A state-owned mansion in Auburn that served as the home of wardens and superintendents of Auburn Correctional Facility for 80 years was sold at auction Tuesday to a local construction firm.
The "Warden's Home," a stately three-story residence at 67 South St., fetched $132,000 at auction from the highest bidder, Auburn contractor Bouley Enterprises.
According to Heather Groll, a spokesperson for the state Office of General Services, the selling price for the 8,800 square foot mansion was $7,000 above the minimum bid of $125,000. Two registered bidders vied for the historic home.
Bouley Enterprises President Dan Bouley said the purchase price was a welcome discount from the current $366,500 assessment.
"We walked through it yesterday and kicked around some ideas about what purpose we could use it for," he said. "We expected the price to be in the $200,000 range, so we were very pleased and felt that at that price we were definitely willing to take the risk and purchase it."
Bouley said he and his siblings sharing ownership in the company aren't exactly sure how they'll use the newly acquired property, but they will strive to maintain the historic integrity of the home.
"We're consulting with architects familiar with historic properties before we decide the best way for us to proceed," he said. "We're going to do necessary renovation and repair work and then we'll consider whether to resell it as a single family home or possibly some kind of multi-unit apartment.
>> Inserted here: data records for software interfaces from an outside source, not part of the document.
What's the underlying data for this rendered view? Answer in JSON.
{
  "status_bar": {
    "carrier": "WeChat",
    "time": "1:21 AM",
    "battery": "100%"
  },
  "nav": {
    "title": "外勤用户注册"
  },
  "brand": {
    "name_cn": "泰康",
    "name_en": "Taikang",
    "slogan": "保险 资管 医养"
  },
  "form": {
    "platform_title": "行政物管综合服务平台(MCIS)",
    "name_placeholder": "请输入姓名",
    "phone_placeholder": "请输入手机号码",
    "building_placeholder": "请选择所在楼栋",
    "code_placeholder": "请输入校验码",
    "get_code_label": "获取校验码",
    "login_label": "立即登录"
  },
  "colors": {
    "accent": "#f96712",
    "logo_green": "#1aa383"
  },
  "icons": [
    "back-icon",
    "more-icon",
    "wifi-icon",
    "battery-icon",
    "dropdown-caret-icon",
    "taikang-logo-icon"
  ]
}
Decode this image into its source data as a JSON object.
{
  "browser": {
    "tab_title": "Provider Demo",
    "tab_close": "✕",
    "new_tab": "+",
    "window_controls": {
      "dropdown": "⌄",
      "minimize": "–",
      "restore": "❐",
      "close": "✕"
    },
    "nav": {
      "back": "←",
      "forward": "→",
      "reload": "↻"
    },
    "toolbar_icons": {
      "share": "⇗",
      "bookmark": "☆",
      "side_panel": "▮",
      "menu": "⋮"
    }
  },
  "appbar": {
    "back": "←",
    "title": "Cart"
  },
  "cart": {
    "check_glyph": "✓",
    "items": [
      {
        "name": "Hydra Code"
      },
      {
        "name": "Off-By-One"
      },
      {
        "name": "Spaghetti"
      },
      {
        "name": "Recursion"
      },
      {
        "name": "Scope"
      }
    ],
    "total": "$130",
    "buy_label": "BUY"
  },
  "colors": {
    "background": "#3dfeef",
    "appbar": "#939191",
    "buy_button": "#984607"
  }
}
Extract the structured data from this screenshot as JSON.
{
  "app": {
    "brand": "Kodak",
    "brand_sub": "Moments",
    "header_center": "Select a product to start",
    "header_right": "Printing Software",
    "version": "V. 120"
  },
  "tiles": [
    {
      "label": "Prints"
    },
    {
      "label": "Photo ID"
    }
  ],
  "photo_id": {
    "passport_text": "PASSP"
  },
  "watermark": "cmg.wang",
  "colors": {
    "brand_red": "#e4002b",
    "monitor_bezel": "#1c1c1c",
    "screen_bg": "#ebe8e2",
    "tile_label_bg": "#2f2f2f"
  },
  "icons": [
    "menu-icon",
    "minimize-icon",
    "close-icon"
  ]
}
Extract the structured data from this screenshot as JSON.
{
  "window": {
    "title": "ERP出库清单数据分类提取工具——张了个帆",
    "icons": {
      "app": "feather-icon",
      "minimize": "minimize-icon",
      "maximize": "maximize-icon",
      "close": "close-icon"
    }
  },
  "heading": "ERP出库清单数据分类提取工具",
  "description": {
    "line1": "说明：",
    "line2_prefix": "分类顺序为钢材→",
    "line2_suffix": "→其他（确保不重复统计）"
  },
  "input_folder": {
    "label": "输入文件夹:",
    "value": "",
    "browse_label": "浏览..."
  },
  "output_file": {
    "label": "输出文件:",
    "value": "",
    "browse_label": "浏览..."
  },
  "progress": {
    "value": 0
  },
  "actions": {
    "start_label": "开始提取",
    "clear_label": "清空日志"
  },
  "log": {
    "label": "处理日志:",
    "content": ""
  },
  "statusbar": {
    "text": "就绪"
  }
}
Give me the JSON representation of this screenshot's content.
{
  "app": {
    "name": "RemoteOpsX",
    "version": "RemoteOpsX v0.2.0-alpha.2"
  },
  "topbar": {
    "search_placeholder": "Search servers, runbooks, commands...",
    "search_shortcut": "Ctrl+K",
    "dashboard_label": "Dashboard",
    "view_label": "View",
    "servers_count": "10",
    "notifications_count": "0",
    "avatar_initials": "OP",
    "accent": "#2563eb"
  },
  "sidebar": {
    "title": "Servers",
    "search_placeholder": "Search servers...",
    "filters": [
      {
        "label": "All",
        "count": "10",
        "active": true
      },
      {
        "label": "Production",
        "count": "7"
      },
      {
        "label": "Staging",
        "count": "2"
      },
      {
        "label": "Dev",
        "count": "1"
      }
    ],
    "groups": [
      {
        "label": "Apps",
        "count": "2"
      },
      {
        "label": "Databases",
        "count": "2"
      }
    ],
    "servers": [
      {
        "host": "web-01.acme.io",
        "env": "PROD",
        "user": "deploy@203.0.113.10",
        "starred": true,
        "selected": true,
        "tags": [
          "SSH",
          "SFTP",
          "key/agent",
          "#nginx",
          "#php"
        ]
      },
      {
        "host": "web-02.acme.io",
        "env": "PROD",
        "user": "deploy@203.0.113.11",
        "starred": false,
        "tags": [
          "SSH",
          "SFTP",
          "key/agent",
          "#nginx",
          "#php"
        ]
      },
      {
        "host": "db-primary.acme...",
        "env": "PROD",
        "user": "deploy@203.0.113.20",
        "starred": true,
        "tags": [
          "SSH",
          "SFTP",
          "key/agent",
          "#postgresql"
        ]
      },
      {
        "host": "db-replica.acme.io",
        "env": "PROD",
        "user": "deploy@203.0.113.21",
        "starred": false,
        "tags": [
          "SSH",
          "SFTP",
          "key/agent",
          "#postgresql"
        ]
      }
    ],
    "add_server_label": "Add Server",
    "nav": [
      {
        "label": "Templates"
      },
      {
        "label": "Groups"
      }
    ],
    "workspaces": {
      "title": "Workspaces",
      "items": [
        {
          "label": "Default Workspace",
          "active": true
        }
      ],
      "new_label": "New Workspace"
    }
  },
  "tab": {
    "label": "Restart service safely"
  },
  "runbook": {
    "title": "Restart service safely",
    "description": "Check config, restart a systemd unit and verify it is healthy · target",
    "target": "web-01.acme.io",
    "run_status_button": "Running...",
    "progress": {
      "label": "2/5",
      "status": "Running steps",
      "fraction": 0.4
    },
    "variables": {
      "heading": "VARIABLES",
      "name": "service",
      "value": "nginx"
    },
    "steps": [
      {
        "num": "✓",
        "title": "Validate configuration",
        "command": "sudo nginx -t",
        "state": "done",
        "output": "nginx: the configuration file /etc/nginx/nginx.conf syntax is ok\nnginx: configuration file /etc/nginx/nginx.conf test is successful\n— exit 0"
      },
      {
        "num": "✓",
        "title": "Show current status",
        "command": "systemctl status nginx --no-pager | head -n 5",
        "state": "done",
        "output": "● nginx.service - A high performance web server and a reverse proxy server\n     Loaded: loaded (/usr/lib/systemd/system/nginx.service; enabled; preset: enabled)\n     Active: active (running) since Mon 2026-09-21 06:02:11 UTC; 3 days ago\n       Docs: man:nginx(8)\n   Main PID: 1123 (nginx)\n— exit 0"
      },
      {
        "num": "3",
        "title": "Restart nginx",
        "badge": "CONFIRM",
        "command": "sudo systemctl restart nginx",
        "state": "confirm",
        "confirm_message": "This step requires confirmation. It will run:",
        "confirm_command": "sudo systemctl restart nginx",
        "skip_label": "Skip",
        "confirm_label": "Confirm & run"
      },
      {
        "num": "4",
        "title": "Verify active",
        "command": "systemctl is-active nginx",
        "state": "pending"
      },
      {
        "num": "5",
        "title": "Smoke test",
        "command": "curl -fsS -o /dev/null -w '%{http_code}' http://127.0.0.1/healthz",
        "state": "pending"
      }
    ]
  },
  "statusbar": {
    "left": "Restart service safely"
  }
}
Whatever we decide, it doesn't change our direction of preserving it as a historic landmark."
The Warden's Home was originally built in the 1840s by Amasa Curtis and was owned in the 1880s by local merchant E. Delevan Woodruff, who added a number of its most luxurious features, including a ballroom on the third floor, seven Italian marble and tile fireplaces and hand-carved woodwork.
After safety concerns raised by a prison riot, the state purchased the house in 1931 to house ACF's wardens.
A second, more modest property at 5 Harvard Ave, also sold at auction Tuesday by the state.
The ranch-style home previously used to house assistant prison administrators sold for $110,000. The highest bidder out of 10, whom Groll did not name, reached that figure after starting with a $65,000 minimum bid.
Groll said the purchaser plans to use the home as a private residence.
This year New York hopes to shed 23 residences formerly used to house prison administrators and other property related to the corrections department in an effort to streamline operations and reduce costs.
"This is a win-win for the state and the Auburn community for several reasons," Groll said. "The first is that these properties will no longer be maintained at a cost to state taxpayers and instead will be put to use and returned to the tax rolls."
She said it will take about three months for the state to finalize the deals with the new buyers.